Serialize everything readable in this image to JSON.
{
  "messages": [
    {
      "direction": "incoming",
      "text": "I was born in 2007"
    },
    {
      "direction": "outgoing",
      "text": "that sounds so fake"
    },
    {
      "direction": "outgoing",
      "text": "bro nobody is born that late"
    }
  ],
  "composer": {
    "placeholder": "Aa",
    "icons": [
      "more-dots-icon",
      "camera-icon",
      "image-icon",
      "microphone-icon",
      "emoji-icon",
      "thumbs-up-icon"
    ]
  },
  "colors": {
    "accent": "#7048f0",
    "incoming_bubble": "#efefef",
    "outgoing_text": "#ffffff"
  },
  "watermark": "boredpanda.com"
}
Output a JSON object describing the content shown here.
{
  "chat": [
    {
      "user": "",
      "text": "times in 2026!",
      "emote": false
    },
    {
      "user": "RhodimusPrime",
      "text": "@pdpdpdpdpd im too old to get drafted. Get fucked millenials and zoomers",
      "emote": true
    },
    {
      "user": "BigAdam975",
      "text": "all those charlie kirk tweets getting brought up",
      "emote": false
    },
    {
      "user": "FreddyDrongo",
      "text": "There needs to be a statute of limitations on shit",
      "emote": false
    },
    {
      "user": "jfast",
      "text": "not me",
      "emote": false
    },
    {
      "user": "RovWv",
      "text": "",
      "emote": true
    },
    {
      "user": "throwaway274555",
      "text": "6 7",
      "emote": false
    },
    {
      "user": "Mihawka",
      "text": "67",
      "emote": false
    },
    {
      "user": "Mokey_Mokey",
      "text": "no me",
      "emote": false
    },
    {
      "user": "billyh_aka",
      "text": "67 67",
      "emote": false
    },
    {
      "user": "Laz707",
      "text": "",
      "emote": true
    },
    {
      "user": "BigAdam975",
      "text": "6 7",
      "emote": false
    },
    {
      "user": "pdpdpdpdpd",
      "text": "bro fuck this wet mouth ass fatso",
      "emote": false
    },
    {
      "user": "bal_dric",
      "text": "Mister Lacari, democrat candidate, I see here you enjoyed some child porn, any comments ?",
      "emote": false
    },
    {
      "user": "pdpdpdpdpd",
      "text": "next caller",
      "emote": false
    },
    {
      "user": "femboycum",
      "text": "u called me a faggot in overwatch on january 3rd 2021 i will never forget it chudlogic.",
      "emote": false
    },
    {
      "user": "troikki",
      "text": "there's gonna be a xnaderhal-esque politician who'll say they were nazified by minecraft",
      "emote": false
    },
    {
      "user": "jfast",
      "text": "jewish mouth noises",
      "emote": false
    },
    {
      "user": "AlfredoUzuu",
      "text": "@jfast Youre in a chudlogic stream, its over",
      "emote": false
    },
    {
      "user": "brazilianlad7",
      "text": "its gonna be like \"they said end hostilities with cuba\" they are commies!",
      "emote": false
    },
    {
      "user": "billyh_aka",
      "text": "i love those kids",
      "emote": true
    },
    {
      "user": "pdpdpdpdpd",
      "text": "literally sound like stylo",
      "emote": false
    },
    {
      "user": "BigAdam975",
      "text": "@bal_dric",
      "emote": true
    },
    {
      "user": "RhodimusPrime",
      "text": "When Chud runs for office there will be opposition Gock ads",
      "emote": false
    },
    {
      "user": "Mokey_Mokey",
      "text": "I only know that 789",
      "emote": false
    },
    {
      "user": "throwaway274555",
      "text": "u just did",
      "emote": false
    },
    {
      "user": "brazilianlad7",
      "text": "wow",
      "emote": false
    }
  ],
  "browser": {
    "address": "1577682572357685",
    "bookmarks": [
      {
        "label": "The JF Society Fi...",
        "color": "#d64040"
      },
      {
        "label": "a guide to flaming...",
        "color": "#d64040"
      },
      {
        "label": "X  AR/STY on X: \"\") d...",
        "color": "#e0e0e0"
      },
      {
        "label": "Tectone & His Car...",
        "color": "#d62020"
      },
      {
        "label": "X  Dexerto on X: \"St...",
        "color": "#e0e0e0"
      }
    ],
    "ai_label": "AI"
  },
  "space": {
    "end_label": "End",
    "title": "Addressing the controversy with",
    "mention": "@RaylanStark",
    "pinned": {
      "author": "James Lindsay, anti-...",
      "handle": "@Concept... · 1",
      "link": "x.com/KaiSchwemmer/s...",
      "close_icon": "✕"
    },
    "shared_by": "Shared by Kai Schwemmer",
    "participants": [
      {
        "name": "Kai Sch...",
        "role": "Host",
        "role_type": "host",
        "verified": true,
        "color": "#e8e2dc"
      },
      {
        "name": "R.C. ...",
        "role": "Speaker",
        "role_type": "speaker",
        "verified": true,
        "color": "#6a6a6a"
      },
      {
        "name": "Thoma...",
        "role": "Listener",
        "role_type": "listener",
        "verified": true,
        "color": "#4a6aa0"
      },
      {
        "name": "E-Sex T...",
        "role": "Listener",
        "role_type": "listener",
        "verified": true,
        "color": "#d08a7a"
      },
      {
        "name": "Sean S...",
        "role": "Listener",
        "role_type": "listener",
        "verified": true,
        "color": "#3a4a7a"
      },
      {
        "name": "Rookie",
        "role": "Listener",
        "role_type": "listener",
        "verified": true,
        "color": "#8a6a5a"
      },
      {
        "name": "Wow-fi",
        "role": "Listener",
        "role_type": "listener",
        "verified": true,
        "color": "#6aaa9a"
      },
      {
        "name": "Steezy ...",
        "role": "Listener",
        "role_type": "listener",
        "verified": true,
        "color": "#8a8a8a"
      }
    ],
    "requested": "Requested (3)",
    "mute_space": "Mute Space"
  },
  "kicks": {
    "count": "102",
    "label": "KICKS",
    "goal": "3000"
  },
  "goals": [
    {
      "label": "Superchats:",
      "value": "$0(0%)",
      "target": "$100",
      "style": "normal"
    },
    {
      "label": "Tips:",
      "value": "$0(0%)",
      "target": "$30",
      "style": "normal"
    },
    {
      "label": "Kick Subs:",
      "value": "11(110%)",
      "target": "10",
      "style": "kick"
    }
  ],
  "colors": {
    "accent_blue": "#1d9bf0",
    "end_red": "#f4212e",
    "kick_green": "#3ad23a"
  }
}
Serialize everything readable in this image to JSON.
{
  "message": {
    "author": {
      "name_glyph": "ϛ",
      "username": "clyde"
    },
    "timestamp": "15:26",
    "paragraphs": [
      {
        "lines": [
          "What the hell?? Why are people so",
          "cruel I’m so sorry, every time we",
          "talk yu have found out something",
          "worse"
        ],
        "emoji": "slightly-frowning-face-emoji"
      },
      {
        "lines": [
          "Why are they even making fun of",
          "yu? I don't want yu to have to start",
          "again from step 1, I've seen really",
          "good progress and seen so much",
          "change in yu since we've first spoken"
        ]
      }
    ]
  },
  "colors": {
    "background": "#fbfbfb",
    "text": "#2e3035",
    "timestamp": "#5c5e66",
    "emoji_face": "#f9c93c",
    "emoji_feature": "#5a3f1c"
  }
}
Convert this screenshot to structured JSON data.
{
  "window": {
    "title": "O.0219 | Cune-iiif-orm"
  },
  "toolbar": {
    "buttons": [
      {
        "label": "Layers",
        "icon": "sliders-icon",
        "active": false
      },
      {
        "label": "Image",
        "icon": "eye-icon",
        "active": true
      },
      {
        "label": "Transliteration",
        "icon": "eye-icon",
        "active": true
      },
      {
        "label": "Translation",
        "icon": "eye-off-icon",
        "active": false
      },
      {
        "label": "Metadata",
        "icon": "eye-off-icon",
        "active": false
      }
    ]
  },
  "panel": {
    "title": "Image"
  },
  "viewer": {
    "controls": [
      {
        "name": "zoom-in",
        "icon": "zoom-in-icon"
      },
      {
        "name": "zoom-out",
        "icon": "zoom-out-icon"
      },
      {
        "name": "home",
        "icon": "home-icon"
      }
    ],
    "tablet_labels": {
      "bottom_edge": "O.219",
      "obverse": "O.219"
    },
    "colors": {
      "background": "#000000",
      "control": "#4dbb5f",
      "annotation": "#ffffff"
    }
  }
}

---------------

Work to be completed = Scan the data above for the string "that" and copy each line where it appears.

Solution to this exercise =
      "text": "that sounds so fake"
      "text": "bro nobody is born that late"
      "text": "I only know that 789",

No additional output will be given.